As injections applied by a professional, antihistamines are useful in treating anaphylactic shock, which is a severe allergic reaction that can lead quickly to death. The appropriate use of antihistamines also helps prevent allergic reactions for chronic sufferers. The medication works quickly, usually in less than 30 minutes, and can provide protection against exposure to known irritants.

The Effectiveness of Antihistamines for Colds

Many over-the-counter medications for colds contain antihistamines. These may also include decongestants, cough suppressants and pain relievers in varying combinations.

Over-the-counter cold medications often include the first-generation antihistamines, which have a sedating effect. In fact, the main complaint and risk of antihistamine medication is that they have the potential to cause drowsiness. In some individuals, this can be extreme and may interfere with daily tasks to varying degrees.

Other known side effects of sedative-type antihistamines typically include an uncomfortably dry mouth and nose. Other side effects associated with antihistamines include:

  • constipation
  • dizziness
  • ear noise
  • headache
  • heart palpitations
  • stomach pains.

For some individuals, antihistamines have a reverse effect, causing:

  • agitation
  • nervousness
  • restlessness.

Many experts currently recommend eliminating antihistamines from cold treatments due to these negative side effects. Another reason to avoid taking antihistamines for a cold is that a cold is caused by a virus rather than the activity of histamine.
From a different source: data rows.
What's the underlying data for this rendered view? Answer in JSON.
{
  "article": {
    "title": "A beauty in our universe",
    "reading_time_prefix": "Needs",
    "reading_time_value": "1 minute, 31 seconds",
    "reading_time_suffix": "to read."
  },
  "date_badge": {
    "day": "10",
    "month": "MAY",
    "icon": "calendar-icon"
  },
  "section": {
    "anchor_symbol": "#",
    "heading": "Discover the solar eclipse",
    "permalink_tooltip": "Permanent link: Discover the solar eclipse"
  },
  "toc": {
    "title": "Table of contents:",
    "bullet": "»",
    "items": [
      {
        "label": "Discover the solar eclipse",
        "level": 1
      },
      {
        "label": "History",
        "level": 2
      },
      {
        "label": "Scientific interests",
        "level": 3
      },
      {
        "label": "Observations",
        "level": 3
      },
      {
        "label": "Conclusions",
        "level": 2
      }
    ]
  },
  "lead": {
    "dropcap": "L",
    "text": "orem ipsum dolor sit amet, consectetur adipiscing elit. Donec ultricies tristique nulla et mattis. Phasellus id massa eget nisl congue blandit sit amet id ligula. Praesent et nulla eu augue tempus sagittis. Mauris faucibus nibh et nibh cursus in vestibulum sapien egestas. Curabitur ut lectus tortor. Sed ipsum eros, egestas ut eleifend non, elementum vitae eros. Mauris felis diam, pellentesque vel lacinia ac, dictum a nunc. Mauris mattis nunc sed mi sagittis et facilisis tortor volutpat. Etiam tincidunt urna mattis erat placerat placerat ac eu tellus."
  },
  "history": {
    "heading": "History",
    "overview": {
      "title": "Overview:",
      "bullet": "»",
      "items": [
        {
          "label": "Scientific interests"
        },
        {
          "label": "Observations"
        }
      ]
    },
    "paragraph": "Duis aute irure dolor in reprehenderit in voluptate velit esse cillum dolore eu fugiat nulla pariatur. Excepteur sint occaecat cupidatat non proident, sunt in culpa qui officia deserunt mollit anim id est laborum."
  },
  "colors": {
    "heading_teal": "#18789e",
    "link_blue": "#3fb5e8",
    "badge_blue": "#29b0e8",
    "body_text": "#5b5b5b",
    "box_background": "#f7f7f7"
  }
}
Taking antihistamines can even make it harder for a person with a cold to get well. For example, a runny nose helps eliminate a viral infection from the body. Antihistamines, however, work to impede mucous production.

Studies also show that, in some cases, children can suffer from cold symptoms, such as earaches, longer when they take an antihistamine. They also tend to exhibit signs of over-excitability when taking antihistamines, even for short periods.

Common Antihistamines

It’s important to study labels when purchasing cold remedies. Antihistamines commonly listed include:

  • brompheniramine
  • chlorpheniramine
  • diphenhydramine
  • doxylamine
  • loratadine
  • terfenadine.

Pay close attention to the labels on cold remedies, as it is easy to over-medicate yourself or another if you don’t know all of the contents of a medication.

Resources

American Academy of Otolaryngology-Head and Neck Surgery (n.d.). Antihistamines, Decongestants, and “Cold Remedies.” Retrieved November 4, 2007, from the AAO-HNS Web site: http://www.entnet.org/healthinfo/allergies/antihistamines.cfm.

Commoncold, Inc. (1999-2007). Cold Treatments that are Effective and Safe. Retrieved November 4, 2007, from the Common Cold Web site: http://www.commoncold.org/trtmnt2.htm.

The Merck Manuals Online Medical Library (2003). Cold Remedies. Retrieved November 4, 2007, from the Merck Web site: http://www.merck.com/mmhe/sec02/ch018/ch018e.html.